|It may offer tax advantages, but the income generated within the trust may be subject to income tax.
|Held and managed by a trustee, often a family member, friend, or professional trustee.
|Owned and controlled by the account beneficiary, with a parent or guardian as a designated authorized individual.
|Held and managed by a trustee, often a family member or nonprofit organization.
Frequently Asked Questions (FAQs)
In first-party SNTs, there may be a Medicaid payback requirement, which means that upon the beneficiary’s passing, any remaining trust funds must reimburse Medicaid for benefits received during their lifetime.

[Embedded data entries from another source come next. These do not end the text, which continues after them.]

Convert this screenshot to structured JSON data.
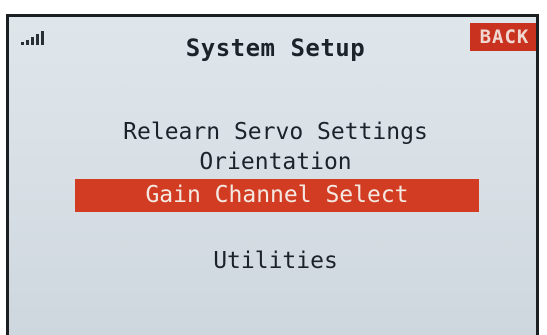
{
  "header": {
    "title": "System Setup",
    "back_label": "BACK"
  },
  "status": {
    "signal_icon": "signal-strength-icon"
  },
  "menu": {
    "items": [
      {
        "label": "Relearn Servo Settings",
        "selected": false
      },
      {
        "label": "Orientation",
        "selected": false
      },
      {
        "label": "Gain Channel Select",
        "selected": true
      },
      {
        "label": "Utilities",
        "selected": false
      }
    ]
  },
  "colors": {
    "highlight": "#d23c22",
    "back_button": "#c8321e",
    "screen_bg": "#d9e0e6"
  }
}
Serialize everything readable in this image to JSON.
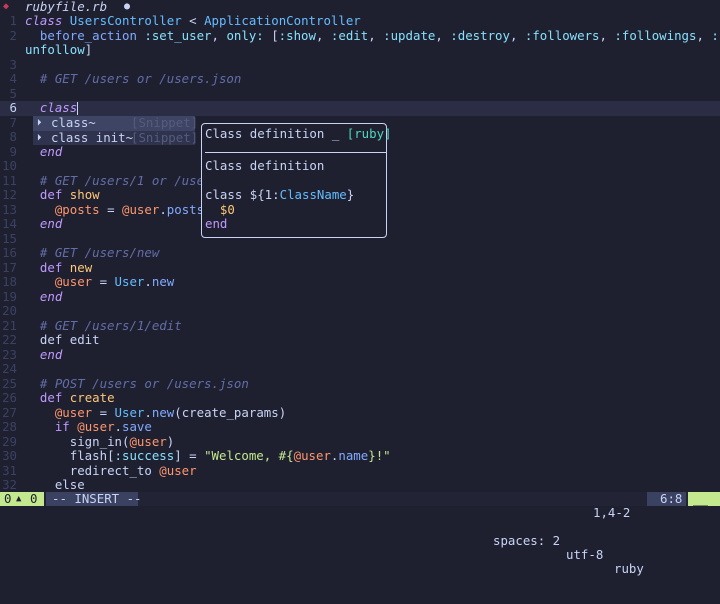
{
  "tab": {
    "icon": "ruby-gem-icon",
    "filename": "rubyfile.rb",
    "modified_marker": "●"
  },
  "lines": [
    {
      "n": "1",
      "html": "<span class=\"kwi\">class</span> <span class=\"type\">UsersController</span> <span class=\"plain\">&lt;</span> <span class=\"type\">ApplicationController</span>"
    },
    {
      "n": "2",
      "html": "  <span class=\"fn\">before_action</span> <span class=\"sym2\">:set_user</span>, <span class=\"sym2\">only:</span> [<span class=\"sym2\">:show</span>, <span class=\"sym2\">:edit</span>, <span class=\"sym2\">:update</span>, <span class=\"sym2\">:destroy</span>, <span class=\"sym2\">:followers</span>, <span class=\"sym2\">:followings</span>, <span class=\"sym2\">:follow</span>, <span class=\"sym2\">:</span>"
    },
    {
      "n": "",
      "html": "<span class=\"sym2\">unfollow</span>]"
    },
    {
      "n": "3",
      "html": ""
    },
    {
      "n": "4",
      "html": "  <span class=\"cmt\"># GET /users or /users.json</span>"
    },
    {
      "n": "5",
      "html": ""
    },
    {
      "n": "6",
      "html": "  <span class=\"kwi\">class</span><span class=\"cursor\"></span>",
      "current": true
    },
    {
      "n": "7",
      "html": ""
    },
    {
      "n": "8",
      "html": ""
    },
    {
      "n": "9",
      "html": "  <span class=\"kwi\">end</span>"
    },
    {
      "n": "10",
      "html": ""
    },
    {
      "n": "11",
      "html": "  <span class=\"cmt\"># GET /users/1 or /users</span>"
    },
    {
      "n": "12",
      "html": "  <span class=\"kw\">def</span> <span class=\"meth\">show</span>"
    },
    {
      "n": "13",
      "html": "    <span class=\"ivar\">@posts</span> = <span class=\"ivar\">@user</span>.<span class=\"fn\">posts</span>"
    },
    {
      "n": "14",
      "html": "  <span class=\"kwi\">end</span>"
    },
    {
      "n": "15",
      "html": ""
    },
    {
      "n": "16",
      "html": "  <span class=\"cmt\"># GET /users/new</span>"
    },
    {
      "n": "17",
      "html": "  <span class=\"kw\">def</span> <span class=\"meth\">new</span>"
    },
    {
      "n": "18",
      "html": "    <span class=\"ivar\">@user</span> = <span class=\"type\">User</span>.<span class=\"fn\">new</span>"
    },
    {
      "n": "19",
      "html": "  <span class=\"kwi\">end</span>"
    },
    {
      "n": "20",
      "html": ""
    },
    {
      "n": "21",
      "html": "  <span class=\"cmt\"># GET /users/1/edit</span>"
    },
    {
      "n": "22",
      "html": "  <span class=\"plain\">def edit</span>"
    },
    {
      "n": "23",
      "html": "  <span class=\"kwi\">end</span>"
    },
    {
      "n": "24",
      "html": ""
    },
    {
      "n": "25",
      "html": "  <span class=\"cmt\"># POST /users or /users.json</span>"
    },
    {
      "n": "26",
      "html": "  <span class=\"kw\">def</span> <span class=\"meth\">create</span>"
    },
    {
      "n": "27",
      "html": "    <span class=\"ivar\">@user</span> = <span class=\"type\">User</span>.<span class=\"fn\">new</span>(<span class=\"plain\">create_params</span>)"
    },
    {
      "n": "28",
      "html": "    <span class=\"kw\">if</span> <span class=\"ivar\">@user</span>.<span class=\"fn\">save</span>"
    },
    {
      "n": "29",
      "html": "      <span class=\"plain\">sign_in</span>(<span class=\"ivar\">@user</span>)"
    },
    {
      "n": "30",
      "html": "      <span class=\"plain\">flash</span>[<span class=\"sym2\">:success</span>] = <span class=\"str\">\"Welcome, #{</span><span class=\"ivar\">@user</span>.<span class=\"fn\">name</span><span class=\"str\">}!\"</span>"
    },
    {
      "n": "31",
      "html": "      <span class=\"plain\">redirect_to</span> <span class=\"ivar\">@user</span>"
    },
    {
      "n": "32",
      "html": "    <span class=\"plain\">else</span>"
    }
  ],
  "completion": {
    "items": [
      {
        "icon": "⏵",
        "word": "class~",
        "kind": "[Snippet]",
        "selected": true
      },
      {
        "icon": "⏵",
        "word": "class init~",
        "kind": "[Snippet]",
        "selected": false
      }
    ]
  },
  "doc": {
    "title": "Class definition _ ",
    "lang": "[ruby]",
    "description": "Class definition",
    "body_l1_a": "class ${1:",
    "body_l1_b": "ClassName",
    "body_l1_c": "}",
    "body_l2": "  $0",
    "body_l3": "end"
  },
  "statusline": {
    "errors": "0",
    "warn_icon": "▲",
    "warnings": "0",
    "mode": "-- INSERT --",
    "spaces": "spaces: 2",
    "encoding": "utf-8",
    "filetype": "ruby",
    "position": "6:8",
    "end_marker": "__"
  },
  "cmdline": {
    "position": "1,4-2"
  }
}
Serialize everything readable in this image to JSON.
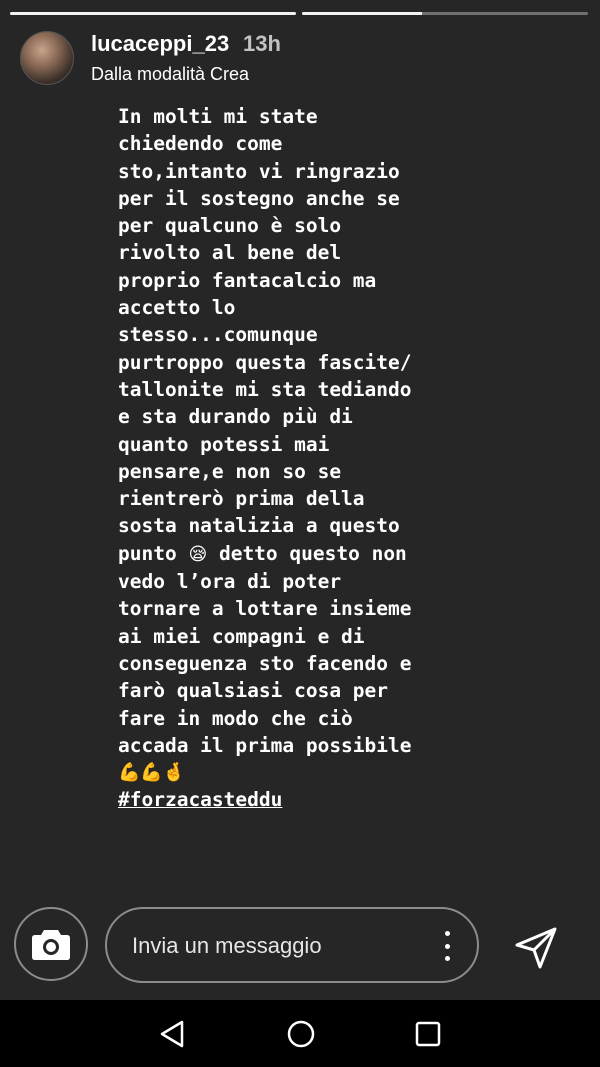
{
  "progress": {
    "segments": [
      1.0,
      0.42
    ]
  },
  "header": {
    "username": "lucaceppi_23",
    "time": "13h",
    "subtitle": "Dalla modalità Crea"
  },
  "story": {
    "lines": [
      "In molti mi state",
      "chiedendo come",
      "sto,intanto vi ringrazio",
      "per il sostegno anche se",
      "per qualcuno è solo",
      "rivolto al bene del",
      "proprio fantacalcio ma",
      "accetto lo",
      "stesso...comunque",
      "purtroppo questa fascite/",
      "tallonite mi sta tediando",
      "e sta durando più di",
      "quanto potessi mai",
      "pensare,e non so se",
      "rientrerò prima della",
      "sosta natalizia a questo"
    ],
    "line_punto_before": "punto ",
    "emoji_sad": "😪",
    "line_punto_after": " detto questo non",
    "lines2": [
      "vedo l’ora di poter",
      "tornare a lottare insieme",
      "ai miei compagni e di",
      "conseguenza sto facendo e",
      "farò qualsiasi cosa per",
      "fare in modo che ciò",
      "accada il prima possibile"
    ],
    "emoji_line": "💪💪🤞",
    "hashtag": "#forzacasteddu"
  },
  "footer": {
    "camera_icon": "camera-icon",
    "message_placeholder": "Invia un messaggio",
    "more_icon": "more-vertical-icon",
    "send_icon": "send-icon"
  },
  "nav": {
    "back_icon": "back-icon",
    "home_icon": "home-icon",
    "recent_icon": "recent-apps-icon"
  }
}
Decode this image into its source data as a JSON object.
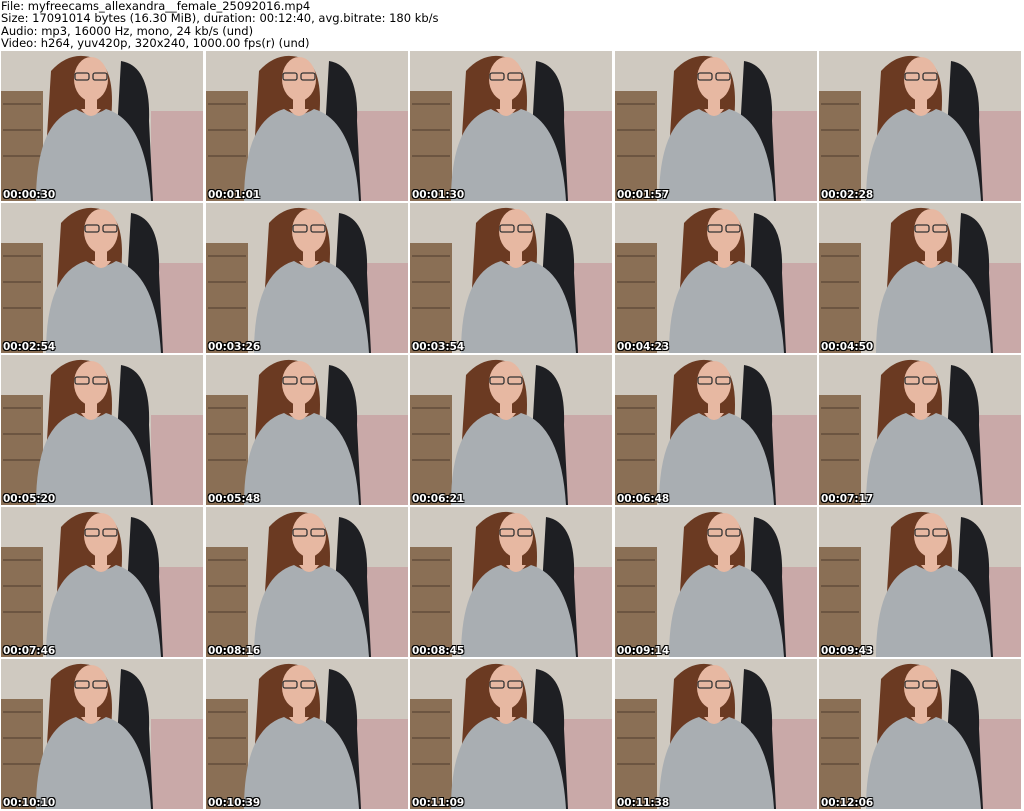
{
  "header": {
    "file_line": "File: myfreecams_allexandra__female_25092016.mp4",
    "size_line": "Size: 17091014 bytes (16.30 MiB), duration: 00:12:40, avg.bitrate: 180 kb/s",
    "audio_line": "Audio: mp3, 16000 Hz, mono, 24 kb/s (und)",
    "video_line": "Video: h264, yuv420p, 320x240, 1000.00 fps(r) (und)"
  },
  "thumbnails": [
    {
      "time": "00:00:30"
    },
    {
      "time": "00:01:01"
    },
    {
      "time": "00:01:30"
    },
    {
      "time": "00:01:57"
    },
    {
      "time": "00:02:28"
    },
    {
      "time": "00:02:54"
    },
    {
      "time": "00:03:26"
    },
    {
      "time": "00:03:54"
    },
    {
      "time": "00:04:23"
    },
    {
      "time": "00:04:50"
    },
    {
      "time": "00:05:20"
    },
    {
      "time": "00:05:48"
    },
    {
      "time": "00:06:21"
    },
    {
      "time": "00:06:48"
    },
    {
      "time": "00:07:17"
    },
    {
      "time": "00:07:46"
    },
    {
      "time": "00:08:16"
    },
    {
      "time": "00:08:45"
    },
    {
      "time": "00:09:14"
    },
    {
      "time": "00:09:43"
    },
    {
      "time": "00:10:10"
    },
    {
      "time": "00:10:39"
    },
    {
      "time": "00:11:09"
    },
    {
      "time": "00:11:38"
    },
    {
      "time": "00:12:06"
    }
  ],
  "colors": {
    "wall": "#cfc9c0",
    "dresser": "#8a6f55",
    "chair": "#1e1f23",
    "shirt": "#a9aeb2",
    "skin": "#e7b8a2",
    "hair": "#6b3a22",
    "bedspread": "#c9a9a8"
  }
}
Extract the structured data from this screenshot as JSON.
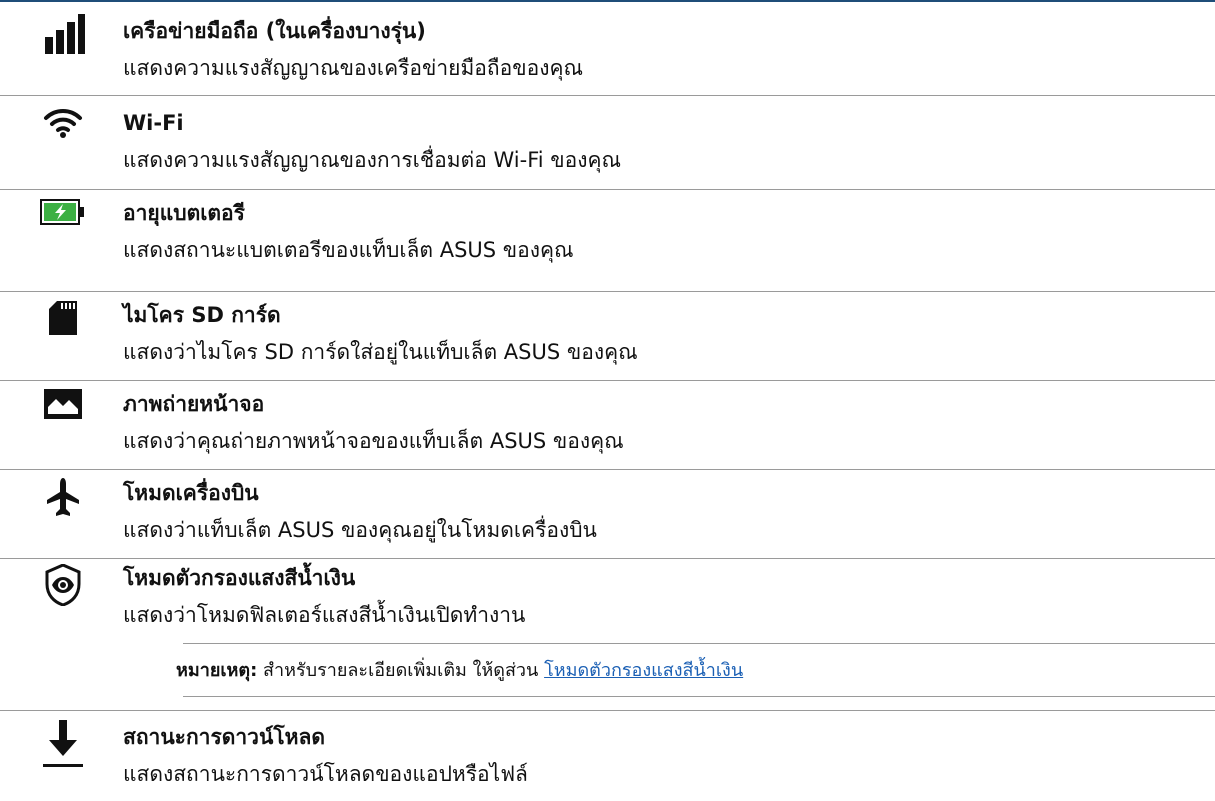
{
  "items": [
    {
      "icon": "signal-bars-icon",
      "title": "เครือข่ายมือถือ (ในเครื่องบางรุ่น)",
      "description": "แสดงความแรงสัญญาณของเครือข่ายมือถือของคุณ"
    },
    {
      "icon": "wifi-icon",
      "title": "Wi-Fi",
      "description": "แสดงความแรงสัญญาณของการเชื่อมต่อ Wi-Fi ของคุณ"
    },
    {
      "icon": "battery-charging-icon",
      "title": "อายุแบตเตอรี",
      "description": "แสดงสถานะแบตเตอรีของแท็บเล็ต ASUS ของคุณ"
    },
    {
      "icon": "sd-card-icon",
      "title": "ไมโคร SD การ์ด",
      "description": "แสดงว่าไมโคร SD การ์ดใส่อยู่ในแท็บเล็ต ASUS ของคุณ"
    },
    {
      "icon": "screenshot-image-icon",
      "title": "ภาพถ่ายหน้าจอ",
      "description": "แสดงว่าคุณถ่ายภาพหน้าจอของแท็บเล็ต ASUS ของคุณ"
    },
    {
      "icon": "airplane-icon",
      "title": "โหมดเครื่องบิน",
      "description": "แสดงว่าแท็บเล็ต ASUS ของคุณอยู่ในโหมดเครื่องบิน"
    },
    {
      "icon": "eye-shield-icon",
      "title": "โหมดตัวกรองแสงสีน้ำเงิน",
      "description": "แสดงว่าโหมดฟิลเตอร์แสงสีน้ำเงินเปิดทำงาน"
    },
    {
      "icon": "download-icon",
      "title": "สถานะการดาวน์โหลด",
      "description": "แสดงสถานะการดาวน์โหลดของแอปหรือไฟล์"
    }
  ],
  "note": {
    "label": "หมายเหตุ:",
    "text": " สำหรับรายละเอียดเพิ่มเติม ให้ดูส่วน ",
    "link": "โหมดตัวกรองแสงสีน้ำเงิน"
  },
  "colors": {
    "rule": "#1f4e79",
    "battery": "#3cb043",
    "link": "#1a5fb4"
  }
}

SNTs can be part of an estate plan to provide for a loved one with special needs after the grantor’s passing, ensuring they have financial security and support.
A trustee can be a family member, friend, or professional trustee, depending on the grantor’s preferences and the complexity of the trust. Professional trustees, such as banks or trust companies, may provide expertise in managing trust assets.
Assets held in an SNT do not count toward the beneficiary’s asset limit for means-tested government programs. This protection ensures that the beneficiary can continue to receive essential benefits while benefiting from the trust.
This article has been a guide to what is Special Needs Trust. We compare it with ABLE account & supplemental needs trust, explain how to set it up, and examples. You may also find some useful articles here –